OPTIMAC
The aim of the project is to obtain the required knowledge basis for the optimized processing of multi-material functional ceramics components.

OTE-POWER
The project aims to develop and demonstrate a high-temperature oxide thermoelectric (OTE) module which will be integrated in a thermoelectric generator system.

ProECo
The project aims to develop highly tailored nanostructured materials using Continuous Hydrothermal Synthesis (CHS), a low temperature, environmentally friendly process that allows the preparation of particle architectures which are not realizable by other synthesis techniques

ReLiable
The project aims to develop new, high capacity reversible Li-air batteries for use in a sustainable energy infrastructure by designing and synthesizing new electrode materials based on an atomic-scale understanding of the fundamental reaction mechanisms. 

SCOTAS
The aim of the project is to demonstrate a new more robust type of solid oxide fuel cell (SOFC). SOFCs have a great advantage in their fuel flexibility compared to other fuel cells (such as PEMFC) and thus a partticularly suited for stationary cogeneration of heat and power based on natural gas or other hydrocarbon fuels.

WAPART
Water-based particulate approach to organic photovoltaics with controlled morphology. The project will explore the use of water-based inks for use in scalable,roll-to-roll coating of organic solar cells, suitable for industrialprocessing.

MEGAWATT
MEGAWATT OPV power plants. The aim of this project is to demonstrate that polymer (=plastic) solar technology can produce energy on a large scale at a cost of 0.25 Kr./0.03 € per kWh. We will gain practical experience with polymer solar technology as a grid-tied electricity producing technology and show that careful energy management from cradle to grave is the only route towards full sustainability and lasting competitiveness in the long term. For further information read here.

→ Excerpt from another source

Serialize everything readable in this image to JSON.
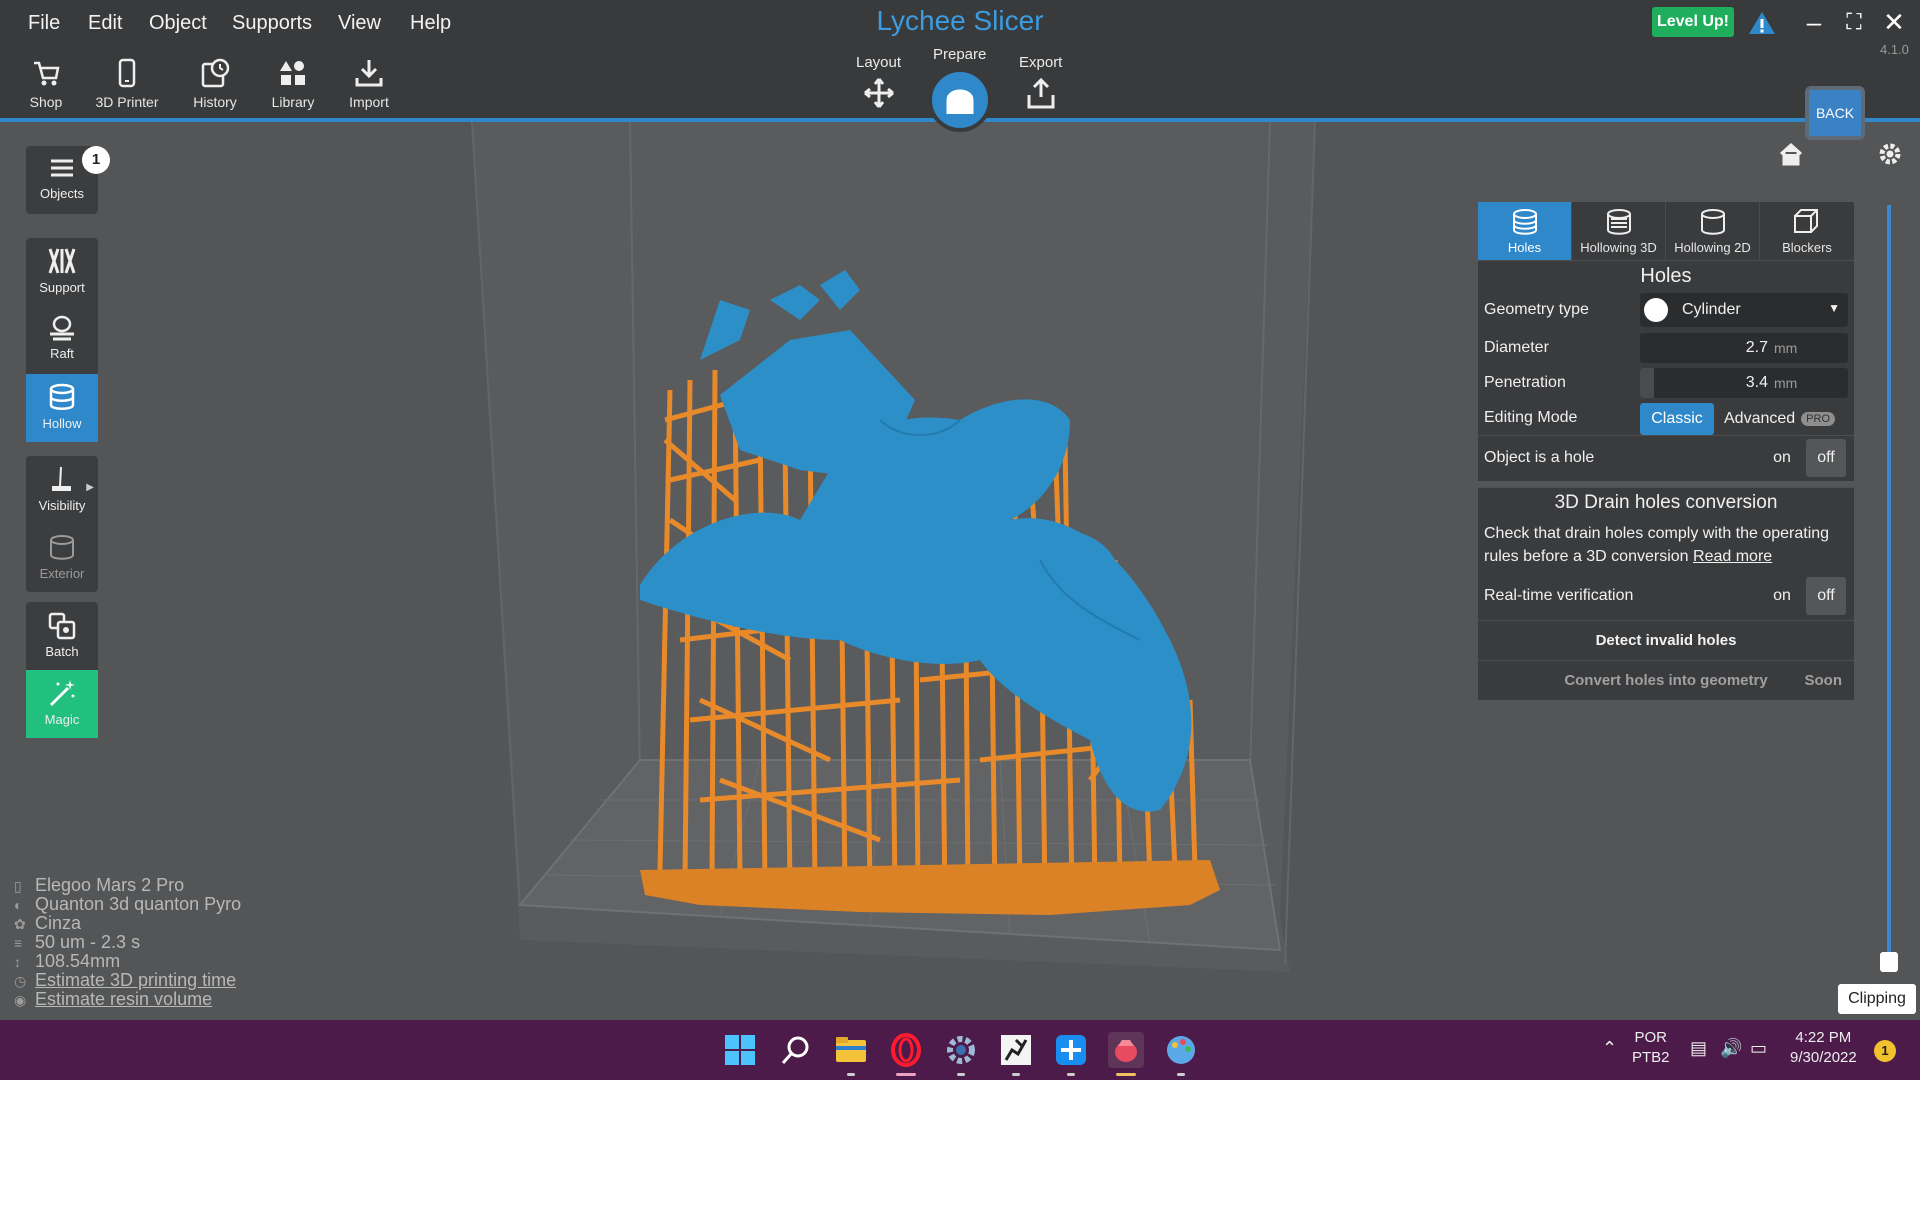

http://www.energy.dtu.dk/english/research/projects
26 SEPTEMBER 2017